As of today’s nightly firefox build, we’ve turned on EV support and activated the Verisign EV root for testing purposes.Â What this means is that when you go to sites that have Verisign-issued EV certificates like, say, British Airways, the site-identity button (shall we call it Larry? Yes. Let’s.) will pick up the name of the site owner, all green-like.
I rather suspect this might startle a few of you.
I’ve talked a lot about identity and security in Firefox 3, but some of the actual changes were easy to ignore if you weren’t looking for them.Â The site button has been around for a while, with Larry telling you what he knows about a site, but you could choose not to click on him, not to get that information.Â A while ago, I mentioned a way to get the EV behaviour ahead of schedule, if you wanted to test, but now those steps are no longer necessary.

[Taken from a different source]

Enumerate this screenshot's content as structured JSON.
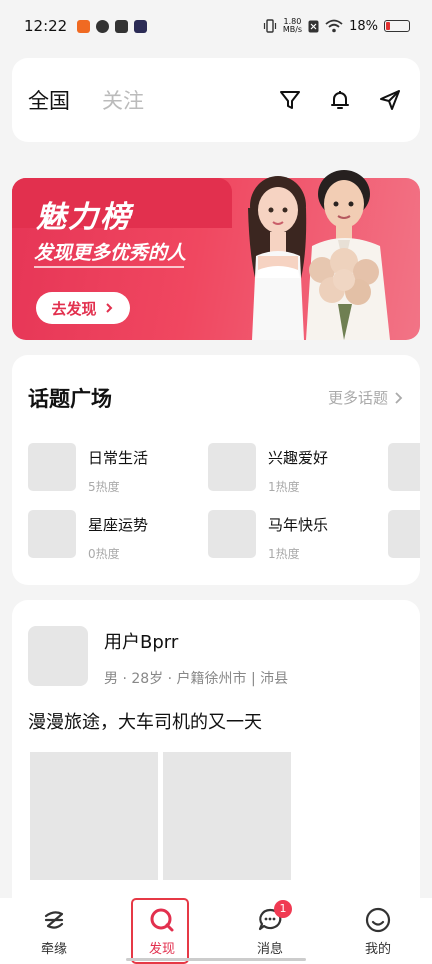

So things are going to feel a little weird for a few days.Â There are about 4000 EV sites these days (the AOTA has a pretty long list) so you will probably hit a few, and it will probably feel weird.Â By all means, open bugs.Â The whole reason we’re doing this is to get more sunlight on the code, because it’s required weird custom builds and secret handshakes for too long.
The story goes that when London first introduced street signs, there was significant protest.Â They were gaudy, the argument went, and anyhow the locals already knew where they were going.Â Many streets in London still don’t have them.Â I’m excited about getting feedback into the UI to help users know better who they’re dealing with online, help them orient themselves, and rebuild some of the cues that we all take for granted in the real world.Â But like the London signposts, I suspect it’ll take some getting used to.Â Especially on Proto. Where it currently looks, as Shaver so eloquently puts it, like the South end of a North-facing horse.